- Goal of the exercise
Using the data beneath, show every line that includes the word "Downloader".

Material provided Block Start

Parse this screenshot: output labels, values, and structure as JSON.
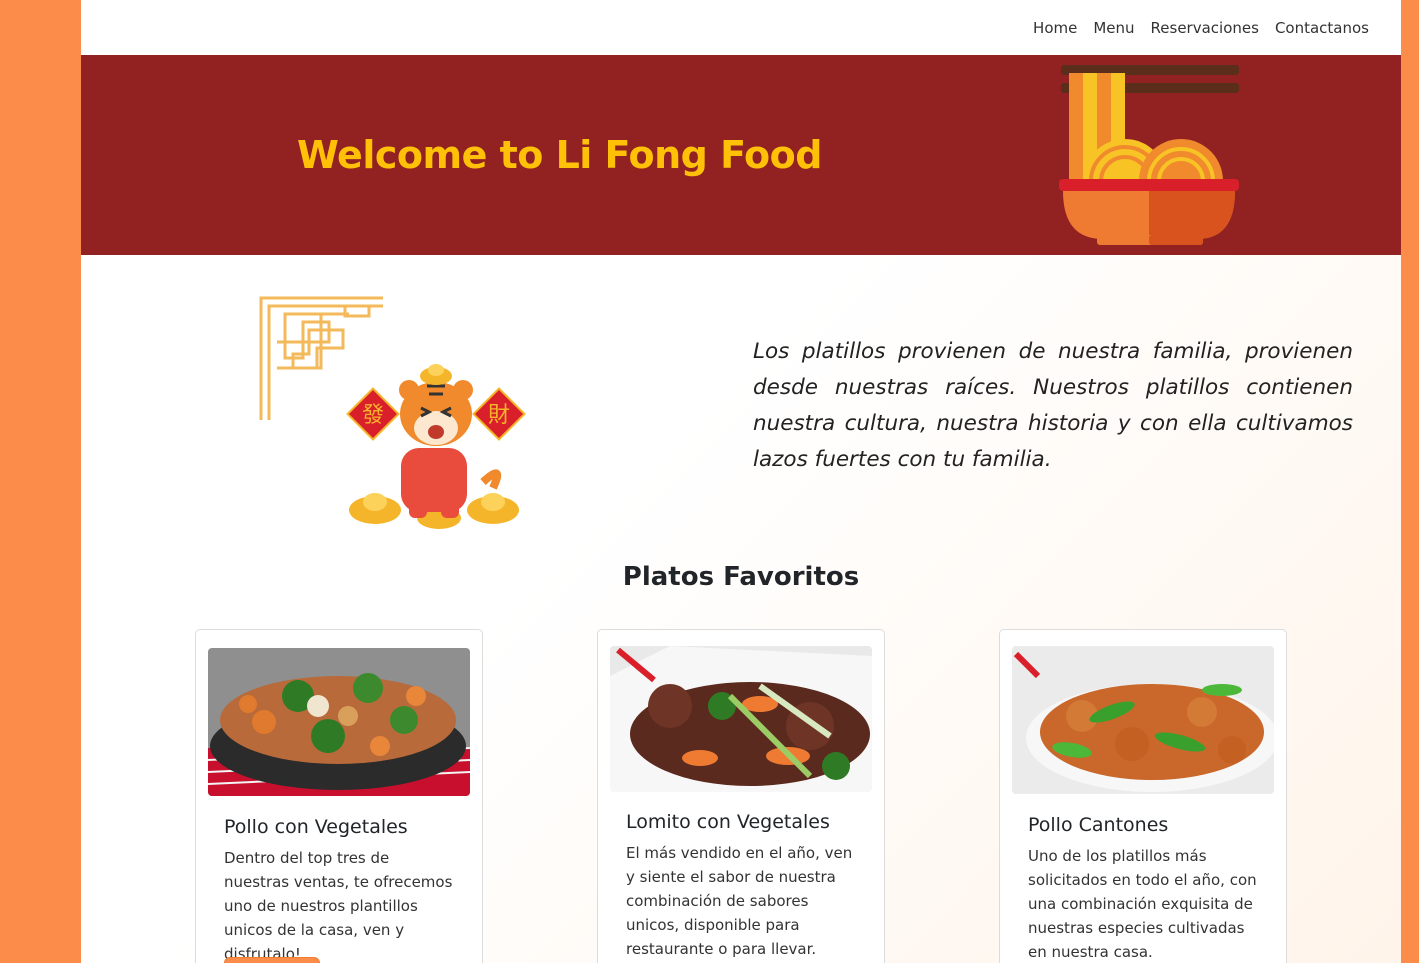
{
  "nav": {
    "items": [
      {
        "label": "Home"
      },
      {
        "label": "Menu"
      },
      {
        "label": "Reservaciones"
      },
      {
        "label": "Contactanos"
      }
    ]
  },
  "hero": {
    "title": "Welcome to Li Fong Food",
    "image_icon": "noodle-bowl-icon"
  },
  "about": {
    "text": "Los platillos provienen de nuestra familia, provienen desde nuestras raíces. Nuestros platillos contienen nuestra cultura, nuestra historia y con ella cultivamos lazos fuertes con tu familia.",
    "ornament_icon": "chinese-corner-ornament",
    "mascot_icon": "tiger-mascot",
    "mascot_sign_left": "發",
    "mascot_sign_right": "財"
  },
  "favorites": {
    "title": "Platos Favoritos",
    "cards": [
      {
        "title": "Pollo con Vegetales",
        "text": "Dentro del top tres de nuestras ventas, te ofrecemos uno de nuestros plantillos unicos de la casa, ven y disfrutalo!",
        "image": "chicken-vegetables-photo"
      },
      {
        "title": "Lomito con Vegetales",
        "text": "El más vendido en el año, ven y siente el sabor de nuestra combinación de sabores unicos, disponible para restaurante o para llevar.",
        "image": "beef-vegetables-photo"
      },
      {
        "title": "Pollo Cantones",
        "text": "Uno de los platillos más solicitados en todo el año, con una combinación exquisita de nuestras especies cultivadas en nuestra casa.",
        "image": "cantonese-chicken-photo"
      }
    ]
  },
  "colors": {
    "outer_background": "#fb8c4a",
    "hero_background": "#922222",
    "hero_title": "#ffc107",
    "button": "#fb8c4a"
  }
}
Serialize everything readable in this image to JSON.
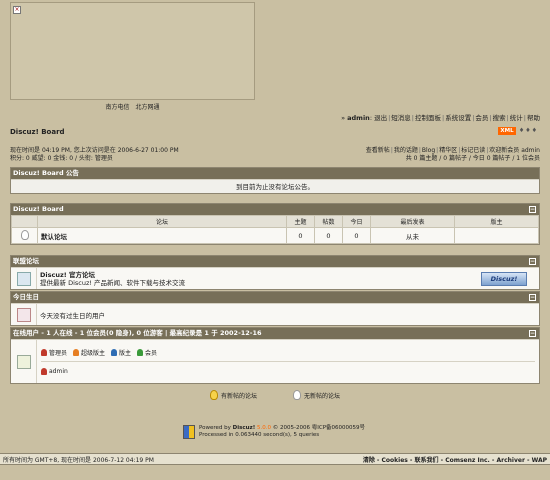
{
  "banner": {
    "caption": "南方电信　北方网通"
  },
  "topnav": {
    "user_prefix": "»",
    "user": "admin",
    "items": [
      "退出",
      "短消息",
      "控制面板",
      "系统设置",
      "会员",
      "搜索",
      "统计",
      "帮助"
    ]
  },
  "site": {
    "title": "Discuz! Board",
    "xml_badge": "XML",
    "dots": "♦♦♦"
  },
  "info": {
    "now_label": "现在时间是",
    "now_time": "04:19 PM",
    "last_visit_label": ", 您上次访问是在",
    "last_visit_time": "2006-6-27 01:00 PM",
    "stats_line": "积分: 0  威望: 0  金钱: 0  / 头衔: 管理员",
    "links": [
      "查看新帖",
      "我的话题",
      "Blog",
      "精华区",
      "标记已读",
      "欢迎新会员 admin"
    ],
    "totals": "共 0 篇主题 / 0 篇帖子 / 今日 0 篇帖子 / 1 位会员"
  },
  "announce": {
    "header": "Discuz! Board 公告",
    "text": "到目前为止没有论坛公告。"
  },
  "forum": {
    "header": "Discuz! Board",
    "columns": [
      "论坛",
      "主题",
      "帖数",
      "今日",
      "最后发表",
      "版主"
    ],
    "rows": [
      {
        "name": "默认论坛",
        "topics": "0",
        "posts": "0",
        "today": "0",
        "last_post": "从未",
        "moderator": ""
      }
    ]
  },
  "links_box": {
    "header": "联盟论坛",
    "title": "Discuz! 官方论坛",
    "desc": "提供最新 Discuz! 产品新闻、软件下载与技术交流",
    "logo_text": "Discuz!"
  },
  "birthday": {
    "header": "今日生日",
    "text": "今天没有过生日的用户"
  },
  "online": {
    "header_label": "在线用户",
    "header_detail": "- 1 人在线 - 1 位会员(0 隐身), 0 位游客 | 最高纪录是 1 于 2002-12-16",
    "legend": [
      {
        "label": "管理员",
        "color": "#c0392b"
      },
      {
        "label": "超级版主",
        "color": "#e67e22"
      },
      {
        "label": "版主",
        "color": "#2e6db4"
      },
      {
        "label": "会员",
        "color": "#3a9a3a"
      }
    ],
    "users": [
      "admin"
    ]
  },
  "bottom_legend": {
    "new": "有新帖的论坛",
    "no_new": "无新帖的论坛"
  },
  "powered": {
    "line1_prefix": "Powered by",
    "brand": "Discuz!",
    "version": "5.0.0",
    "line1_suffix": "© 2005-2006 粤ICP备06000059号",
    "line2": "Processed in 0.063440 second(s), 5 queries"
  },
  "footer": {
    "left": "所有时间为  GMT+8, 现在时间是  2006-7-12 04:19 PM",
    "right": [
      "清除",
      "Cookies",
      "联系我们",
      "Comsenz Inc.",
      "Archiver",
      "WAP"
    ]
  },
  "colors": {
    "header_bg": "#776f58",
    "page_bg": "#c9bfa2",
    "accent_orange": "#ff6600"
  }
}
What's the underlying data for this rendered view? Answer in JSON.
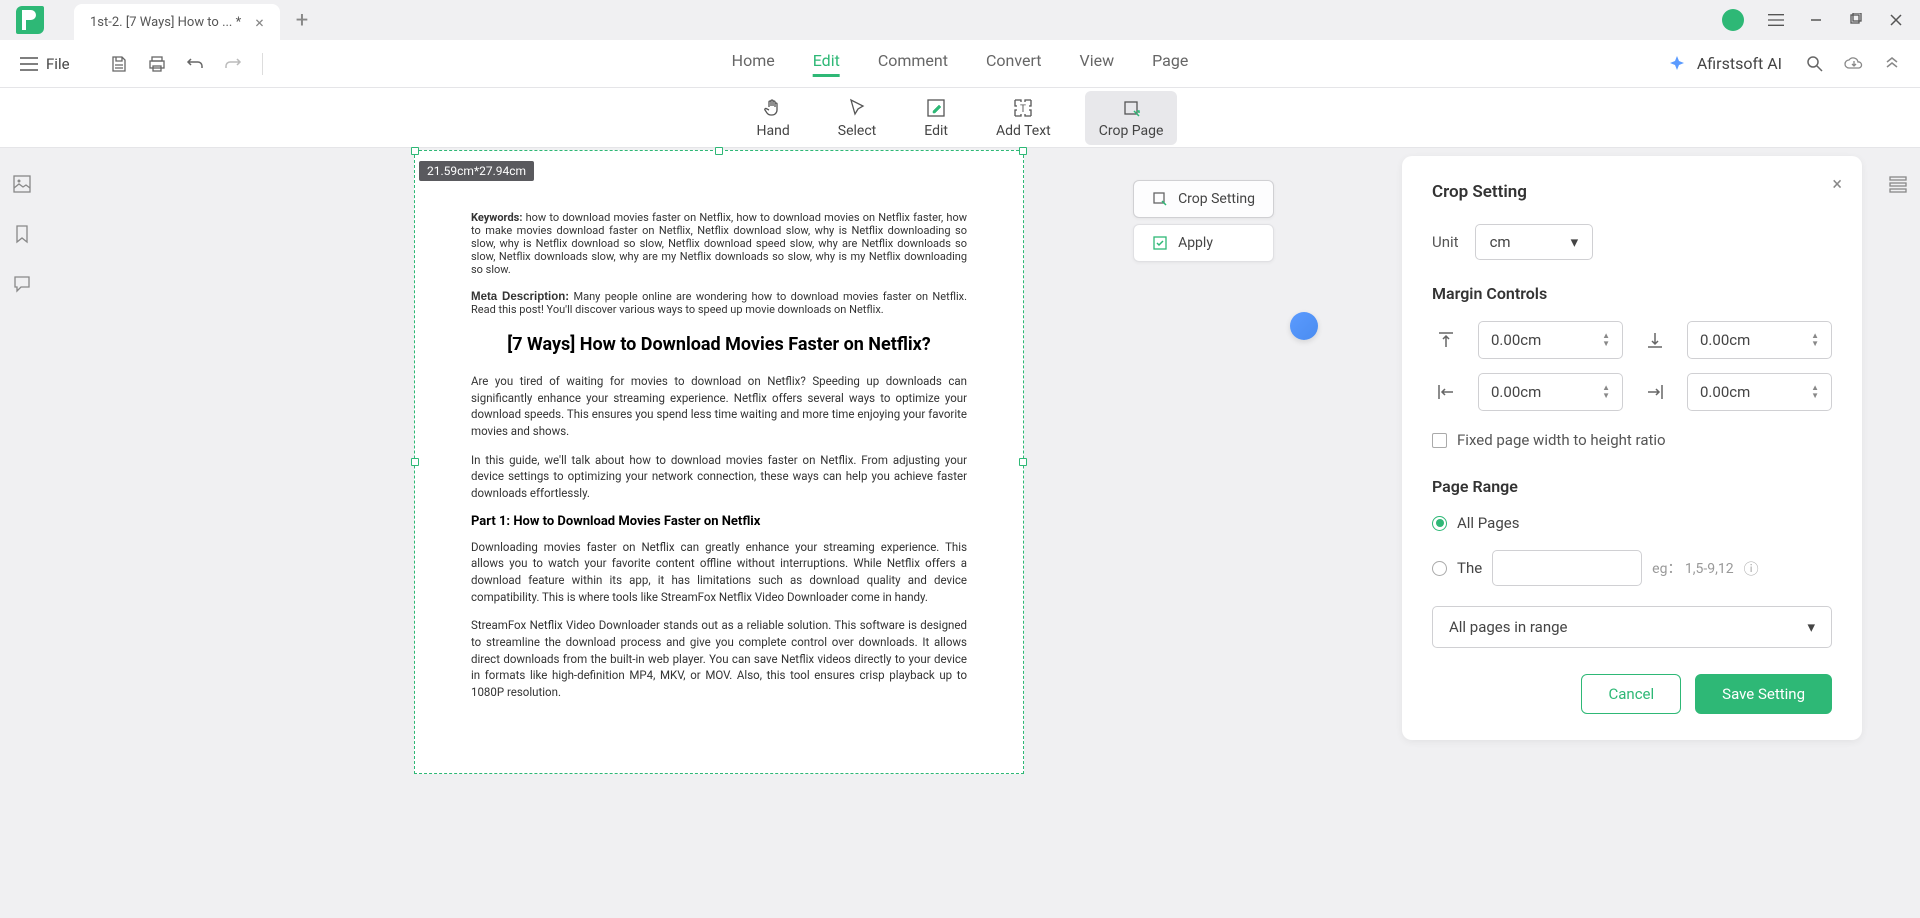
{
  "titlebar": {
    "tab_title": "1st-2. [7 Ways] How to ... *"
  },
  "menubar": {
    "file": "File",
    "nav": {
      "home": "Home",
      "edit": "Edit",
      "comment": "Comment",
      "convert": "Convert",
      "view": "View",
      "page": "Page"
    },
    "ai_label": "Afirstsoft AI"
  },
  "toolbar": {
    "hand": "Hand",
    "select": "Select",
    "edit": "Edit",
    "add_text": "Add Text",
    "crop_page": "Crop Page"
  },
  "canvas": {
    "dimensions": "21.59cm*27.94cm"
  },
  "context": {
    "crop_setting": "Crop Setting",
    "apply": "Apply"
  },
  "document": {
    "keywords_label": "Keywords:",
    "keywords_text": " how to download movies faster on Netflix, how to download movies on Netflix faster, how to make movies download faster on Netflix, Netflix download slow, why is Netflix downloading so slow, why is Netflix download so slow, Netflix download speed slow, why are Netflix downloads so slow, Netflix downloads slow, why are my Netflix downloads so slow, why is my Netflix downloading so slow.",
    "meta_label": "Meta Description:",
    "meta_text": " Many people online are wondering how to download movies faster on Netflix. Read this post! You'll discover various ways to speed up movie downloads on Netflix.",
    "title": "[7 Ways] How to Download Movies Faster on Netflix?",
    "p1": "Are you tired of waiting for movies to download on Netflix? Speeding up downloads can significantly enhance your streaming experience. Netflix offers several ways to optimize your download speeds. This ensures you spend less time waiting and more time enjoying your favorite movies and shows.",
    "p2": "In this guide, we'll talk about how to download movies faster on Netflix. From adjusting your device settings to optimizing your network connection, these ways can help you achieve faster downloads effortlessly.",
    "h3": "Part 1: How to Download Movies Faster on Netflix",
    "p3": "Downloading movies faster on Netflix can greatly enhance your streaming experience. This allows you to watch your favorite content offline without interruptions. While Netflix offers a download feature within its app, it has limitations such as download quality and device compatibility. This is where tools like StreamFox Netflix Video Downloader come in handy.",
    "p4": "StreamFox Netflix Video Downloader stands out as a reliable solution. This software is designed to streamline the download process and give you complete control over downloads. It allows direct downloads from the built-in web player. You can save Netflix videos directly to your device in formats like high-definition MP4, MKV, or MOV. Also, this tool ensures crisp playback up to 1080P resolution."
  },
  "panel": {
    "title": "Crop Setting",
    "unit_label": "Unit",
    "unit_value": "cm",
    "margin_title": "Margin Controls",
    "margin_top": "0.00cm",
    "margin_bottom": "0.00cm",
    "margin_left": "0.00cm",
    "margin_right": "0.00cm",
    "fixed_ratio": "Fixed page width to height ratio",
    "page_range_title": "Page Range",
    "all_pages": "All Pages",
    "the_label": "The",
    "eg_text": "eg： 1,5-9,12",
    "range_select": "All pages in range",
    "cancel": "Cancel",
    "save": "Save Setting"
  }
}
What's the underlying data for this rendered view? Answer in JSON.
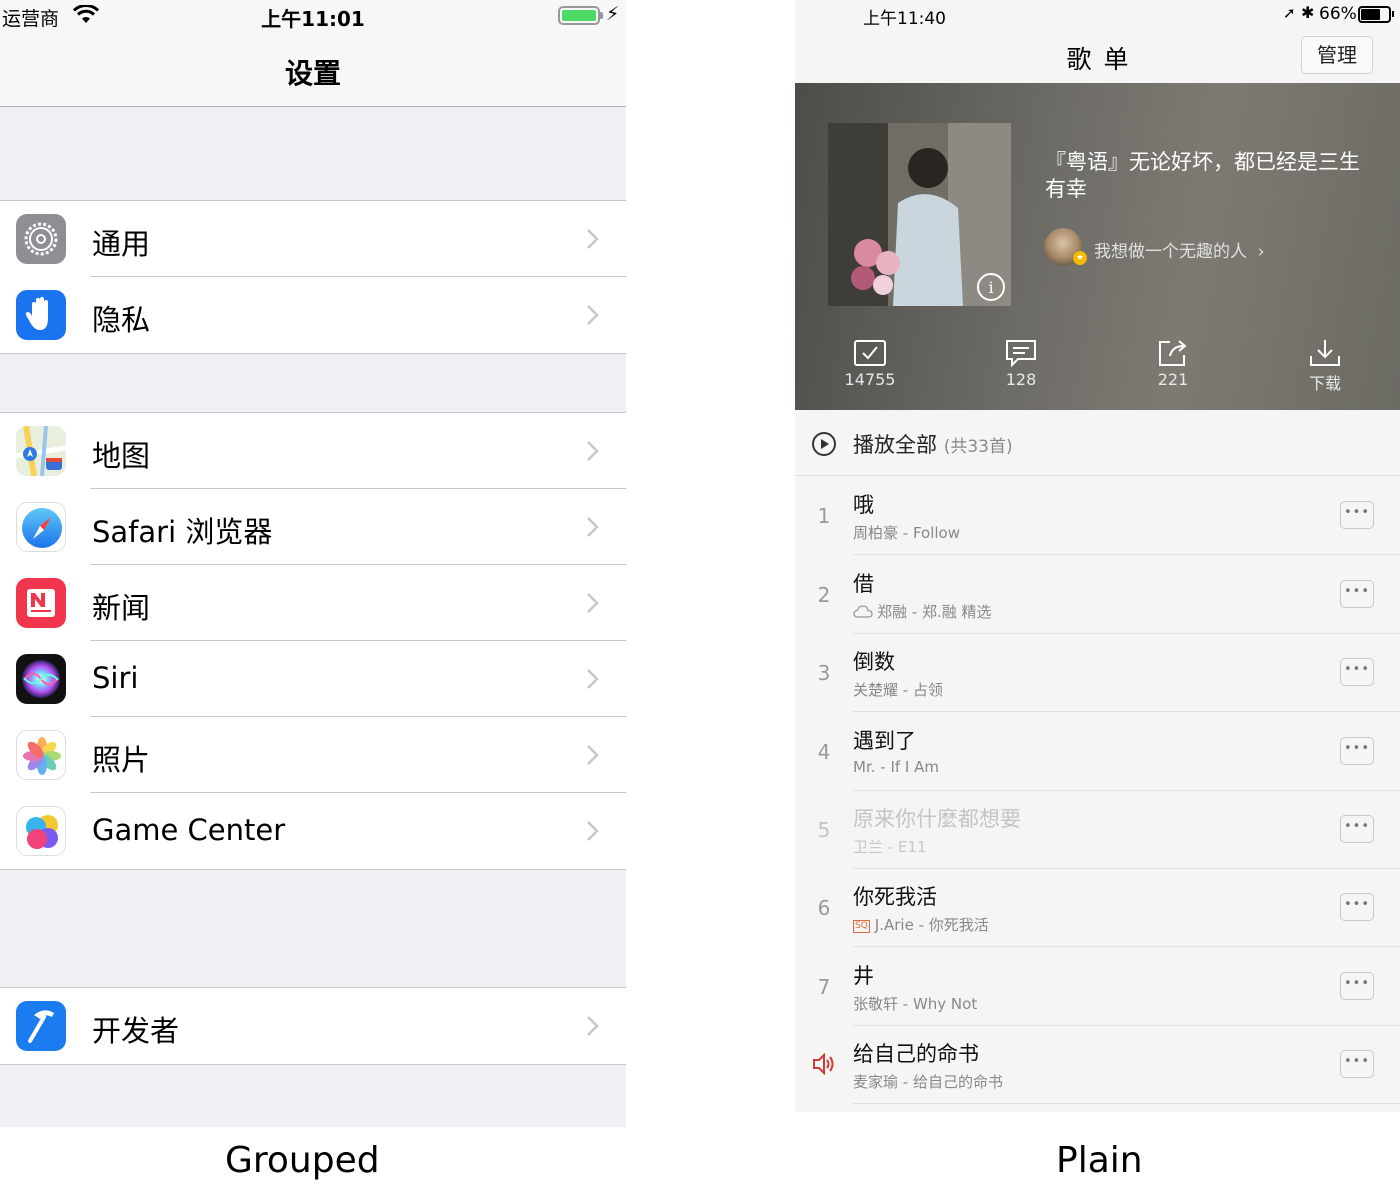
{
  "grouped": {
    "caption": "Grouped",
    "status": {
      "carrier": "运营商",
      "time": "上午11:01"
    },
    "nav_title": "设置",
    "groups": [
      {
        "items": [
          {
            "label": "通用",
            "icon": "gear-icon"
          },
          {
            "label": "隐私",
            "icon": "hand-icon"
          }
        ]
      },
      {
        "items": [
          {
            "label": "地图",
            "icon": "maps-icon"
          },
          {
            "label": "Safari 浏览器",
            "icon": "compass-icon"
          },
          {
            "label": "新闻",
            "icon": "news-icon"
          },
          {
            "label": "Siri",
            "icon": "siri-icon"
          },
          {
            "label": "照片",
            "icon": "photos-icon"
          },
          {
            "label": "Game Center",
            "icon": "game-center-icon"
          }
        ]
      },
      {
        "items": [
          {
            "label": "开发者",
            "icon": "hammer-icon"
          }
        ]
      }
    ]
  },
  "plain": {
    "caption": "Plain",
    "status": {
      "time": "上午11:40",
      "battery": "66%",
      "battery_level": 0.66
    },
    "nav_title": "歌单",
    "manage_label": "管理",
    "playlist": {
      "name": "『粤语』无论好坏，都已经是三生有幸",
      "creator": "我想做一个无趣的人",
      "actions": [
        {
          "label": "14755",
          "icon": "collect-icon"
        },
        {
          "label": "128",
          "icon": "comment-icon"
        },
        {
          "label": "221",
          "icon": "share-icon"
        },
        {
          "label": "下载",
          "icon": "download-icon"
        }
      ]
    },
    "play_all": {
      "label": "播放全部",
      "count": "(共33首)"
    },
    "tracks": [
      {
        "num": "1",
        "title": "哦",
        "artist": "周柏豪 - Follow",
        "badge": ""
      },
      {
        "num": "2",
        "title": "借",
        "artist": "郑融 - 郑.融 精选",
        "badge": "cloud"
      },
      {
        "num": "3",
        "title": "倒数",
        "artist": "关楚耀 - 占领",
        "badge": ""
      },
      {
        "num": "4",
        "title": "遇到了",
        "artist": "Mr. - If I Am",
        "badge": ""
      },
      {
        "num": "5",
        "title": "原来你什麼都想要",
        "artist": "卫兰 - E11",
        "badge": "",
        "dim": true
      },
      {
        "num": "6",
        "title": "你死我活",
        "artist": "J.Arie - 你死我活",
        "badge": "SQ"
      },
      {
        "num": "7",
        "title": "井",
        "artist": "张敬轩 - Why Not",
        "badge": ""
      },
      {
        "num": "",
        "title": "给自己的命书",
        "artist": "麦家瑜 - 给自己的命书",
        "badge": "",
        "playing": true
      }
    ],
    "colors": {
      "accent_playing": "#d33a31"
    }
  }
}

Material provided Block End

- Completed task
    "p3": "Downloading movies faster on Netflix can greatly enhance your streaming experience. This allows you to watch your favorite content offline without interruptions. While Netflix offers a download feature within its app, it has limitations such as download quality and device compatibility. This is where tools like StreamFox Netflix Video Downloader come in handy.",
    "p4": "StreamFox Netflix Video Downloader stands out as a reliable solution. This software is designed to streamline the download process and give you complete control over downloads. It allows direct downloads from the built-in web player. You can save Netflix videos directly to your device in formats like high-definition MP4, MKV, or MOV. Also, this tool ensures crisp playback up to 1080P resolution."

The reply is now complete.